**What the task asks:** Looking at the data below, state how many lines contain "icon". No other words are wanted.

[Stored dataset items]
□ □ □

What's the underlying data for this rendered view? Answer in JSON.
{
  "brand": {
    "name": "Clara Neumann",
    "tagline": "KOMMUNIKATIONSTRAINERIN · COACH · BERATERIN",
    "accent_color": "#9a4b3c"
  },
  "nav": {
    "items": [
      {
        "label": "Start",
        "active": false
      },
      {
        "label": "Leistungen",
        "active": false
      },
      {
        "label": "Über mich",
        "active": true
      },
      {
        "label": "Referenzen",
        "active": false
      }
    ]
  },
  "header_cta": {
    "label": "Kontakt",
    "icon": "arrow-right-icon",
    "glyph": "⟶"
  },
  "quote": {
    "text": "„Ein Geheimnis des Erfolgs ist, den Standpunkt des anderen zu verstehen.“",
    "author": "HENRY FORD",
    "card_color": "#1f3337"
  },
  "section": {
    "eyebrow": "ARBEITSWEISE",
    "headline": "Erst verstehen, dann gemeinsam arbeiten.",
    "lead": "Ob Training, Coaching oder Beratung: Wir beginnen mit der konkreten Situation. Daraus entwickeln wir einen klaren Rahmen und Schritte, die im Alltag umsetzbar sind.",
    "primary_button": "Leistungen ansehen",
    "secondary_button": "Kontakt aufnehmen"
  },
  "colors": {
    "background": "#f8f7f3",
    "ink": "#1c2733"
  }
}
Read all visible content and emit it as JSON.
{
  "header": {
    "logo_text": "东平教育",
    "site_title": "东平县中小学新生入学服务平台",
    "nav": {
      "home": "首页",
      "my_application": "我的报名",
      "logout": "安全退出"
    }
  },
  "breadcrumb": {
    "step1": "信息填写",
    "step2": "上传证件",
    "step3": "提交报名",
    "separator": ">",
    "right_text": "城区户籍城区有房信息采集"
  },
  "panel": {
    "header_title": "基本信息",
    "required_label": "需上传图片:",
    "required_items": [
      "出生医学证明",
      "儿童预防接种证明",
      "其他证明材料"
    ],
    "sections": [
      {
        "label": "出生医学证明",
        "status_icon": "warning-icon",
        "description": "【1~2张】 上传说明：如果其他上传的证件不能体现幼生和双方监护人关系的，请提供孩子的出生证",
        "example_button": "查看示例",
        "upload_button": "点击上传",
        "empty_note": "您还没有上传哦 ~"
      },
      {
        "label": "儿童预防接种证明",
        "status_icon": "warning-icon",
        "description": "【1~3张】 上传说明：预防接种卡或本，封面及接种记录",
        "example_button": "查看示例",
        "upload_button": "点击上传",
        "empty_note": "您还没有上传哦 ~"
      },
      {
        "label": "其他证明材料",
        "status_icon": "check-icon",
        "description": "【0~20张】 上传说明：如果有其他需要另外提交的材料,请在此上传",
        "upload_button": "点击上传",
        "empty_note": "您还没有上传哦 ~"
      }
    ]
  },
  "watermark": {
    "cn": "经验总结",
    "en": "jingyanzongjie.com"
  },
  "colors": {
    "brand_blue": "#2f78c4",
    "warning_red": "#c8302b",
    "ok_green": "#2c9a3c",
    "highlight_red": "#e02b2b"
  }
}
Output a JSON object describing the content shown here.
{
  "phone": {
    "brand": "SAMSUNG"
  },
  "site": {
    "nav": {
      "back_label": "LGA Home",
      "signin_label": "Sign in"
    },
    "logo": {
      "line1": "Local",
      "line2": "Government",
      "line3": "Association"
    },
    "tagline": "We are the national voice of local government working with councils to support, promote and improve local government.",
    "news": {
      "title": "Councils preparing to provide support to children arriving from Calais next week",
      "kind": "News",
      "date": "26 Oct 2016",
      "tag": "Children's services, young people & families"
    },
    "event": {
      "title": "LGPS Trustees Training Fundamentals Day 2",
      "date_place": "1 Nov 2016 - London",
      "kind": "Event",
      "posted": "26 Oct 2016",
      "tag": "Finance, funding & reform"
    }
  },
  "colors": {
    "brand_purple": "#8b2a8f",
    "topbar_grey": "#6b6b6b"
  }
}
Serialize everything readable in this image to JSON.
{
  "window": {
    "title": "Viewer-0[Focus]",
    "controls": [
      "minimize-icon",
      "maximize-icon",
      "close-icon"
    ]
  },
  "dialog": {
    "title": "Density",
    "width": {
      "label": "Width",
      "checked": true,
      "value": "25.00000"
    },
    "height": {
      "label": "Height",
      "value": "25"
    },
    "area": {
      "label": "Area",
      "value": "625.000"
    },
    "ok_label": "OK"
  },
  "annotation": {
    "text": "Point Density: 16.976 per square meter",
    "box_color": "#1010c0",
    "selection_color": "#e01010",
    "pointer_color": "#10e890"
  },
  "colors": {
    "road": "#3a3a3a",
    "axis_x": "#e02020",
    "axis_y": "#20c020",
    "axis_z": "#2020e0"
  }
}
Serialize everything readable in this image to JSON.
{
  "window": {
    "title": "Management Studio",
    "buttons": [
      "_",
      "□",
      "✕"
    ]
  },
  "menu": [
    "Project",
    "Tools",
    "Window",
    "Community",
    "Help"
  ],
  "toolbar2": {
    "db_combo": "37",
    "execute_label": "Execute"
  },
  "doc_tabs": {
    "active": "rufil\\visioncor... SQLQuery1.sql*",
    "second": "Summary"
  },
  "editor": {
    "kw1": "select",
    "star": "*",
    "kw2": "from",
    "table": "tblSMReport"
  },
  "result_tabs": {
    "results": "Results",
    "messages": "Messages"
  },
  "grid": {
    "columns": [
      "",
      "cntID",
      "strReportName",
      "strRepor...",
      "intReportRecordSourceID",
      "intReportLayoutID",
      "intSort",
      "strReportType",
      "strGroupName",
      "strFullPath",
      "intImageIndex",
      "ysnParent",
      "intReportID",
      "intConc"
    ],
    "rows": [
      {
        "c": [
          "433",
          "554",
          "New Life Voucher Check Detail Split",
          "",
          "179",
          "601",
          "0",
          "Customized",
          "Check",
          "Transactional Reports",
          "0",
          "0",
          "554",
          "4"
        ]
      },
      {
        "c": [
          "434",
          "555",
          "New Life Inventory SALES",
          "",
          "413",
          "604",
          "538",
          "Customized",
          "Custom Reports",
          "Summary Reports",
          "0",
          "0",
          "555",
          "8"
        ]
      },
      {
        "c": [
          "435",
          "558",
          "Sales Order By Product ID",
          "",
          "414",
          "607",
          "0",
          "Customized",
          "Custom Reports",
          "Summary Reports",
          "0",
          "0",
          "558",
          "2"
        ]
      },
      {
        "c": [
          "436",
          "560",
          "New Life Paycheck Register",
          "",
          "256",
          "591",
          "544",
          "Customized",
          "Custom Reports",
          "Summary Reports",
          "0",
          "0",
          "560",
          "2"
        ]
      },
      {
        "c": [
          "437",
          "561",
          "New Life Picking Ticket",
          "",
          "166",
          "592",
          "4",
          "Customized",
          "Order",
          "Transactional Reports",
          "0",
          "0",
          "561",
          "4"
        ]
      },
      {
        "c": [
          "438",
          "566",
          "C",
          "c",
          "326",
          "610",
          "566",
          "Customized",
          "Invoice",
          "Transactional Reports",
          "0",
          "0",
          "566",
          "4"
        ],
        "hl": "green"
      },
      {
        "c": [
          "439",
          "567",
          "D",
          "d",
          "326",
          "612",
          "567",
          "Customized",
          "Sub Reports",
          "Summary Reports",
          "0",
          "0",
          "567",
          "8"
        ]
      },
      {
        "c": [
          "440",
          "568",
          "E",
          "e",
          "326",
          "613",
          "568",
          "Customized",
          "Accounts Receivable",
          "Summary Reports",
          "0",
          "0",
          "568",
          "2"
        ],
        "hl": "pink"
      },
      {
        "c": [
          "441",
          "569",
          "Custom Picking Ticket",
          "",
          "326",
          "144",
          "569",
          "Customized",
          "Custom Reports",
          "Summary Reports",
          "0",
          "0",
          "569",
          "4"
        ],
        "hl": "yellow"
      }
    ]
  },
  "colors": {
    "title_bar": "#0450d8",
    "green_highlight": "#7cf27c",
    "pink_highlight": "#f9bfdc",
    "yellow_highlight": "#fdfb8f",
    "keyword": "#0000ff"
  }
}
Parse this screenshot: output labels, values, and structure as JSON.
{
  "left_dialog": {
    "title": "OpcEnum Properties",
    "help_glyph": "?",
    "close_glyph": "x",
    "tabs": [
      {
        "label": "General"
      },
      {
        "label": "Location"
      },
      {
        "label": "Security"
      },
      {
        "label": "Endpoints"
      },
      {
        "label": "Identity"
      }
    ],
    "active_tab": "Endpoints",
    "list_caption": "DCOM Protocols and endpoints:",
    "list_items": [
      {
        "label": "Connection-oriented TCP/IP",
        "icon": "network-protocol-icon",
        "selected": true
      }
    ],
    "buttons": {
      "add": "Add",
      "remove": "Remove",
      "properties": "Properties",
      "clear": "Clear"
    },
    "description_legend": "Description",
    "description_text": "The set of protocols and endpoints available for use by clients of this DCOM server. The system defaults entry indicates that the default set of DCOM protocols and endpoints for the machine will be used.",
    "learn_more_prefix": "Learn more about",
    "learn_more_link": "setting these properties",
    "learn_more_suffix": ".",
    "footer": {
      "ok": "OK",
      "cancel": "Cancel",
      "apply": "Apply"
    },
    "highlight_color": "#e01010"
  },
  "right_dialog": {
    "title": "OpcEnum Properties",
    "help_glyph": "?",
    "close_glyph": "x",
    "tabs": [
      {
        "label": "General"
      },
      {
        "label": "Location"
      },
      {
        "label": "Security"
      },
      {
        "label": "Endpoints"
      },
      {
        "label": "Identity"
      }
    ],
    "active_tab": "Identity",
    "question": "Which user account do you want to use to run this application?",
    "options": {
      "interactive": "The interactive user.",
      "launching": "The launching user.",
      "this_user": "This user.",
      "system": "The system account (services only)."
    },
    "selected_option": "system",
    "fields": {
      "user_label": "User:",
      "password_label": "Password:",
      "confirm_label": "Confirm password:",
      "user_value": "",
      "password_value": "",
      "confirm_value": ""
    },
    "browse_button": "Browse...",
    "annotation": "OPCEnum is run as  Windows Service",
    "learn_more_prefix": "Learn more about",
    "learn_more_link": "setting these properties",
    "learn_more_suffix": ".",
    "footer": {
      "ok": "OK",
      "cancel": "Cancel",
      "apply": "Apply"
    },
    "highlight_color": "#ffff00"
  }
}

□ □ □

**Response:** 8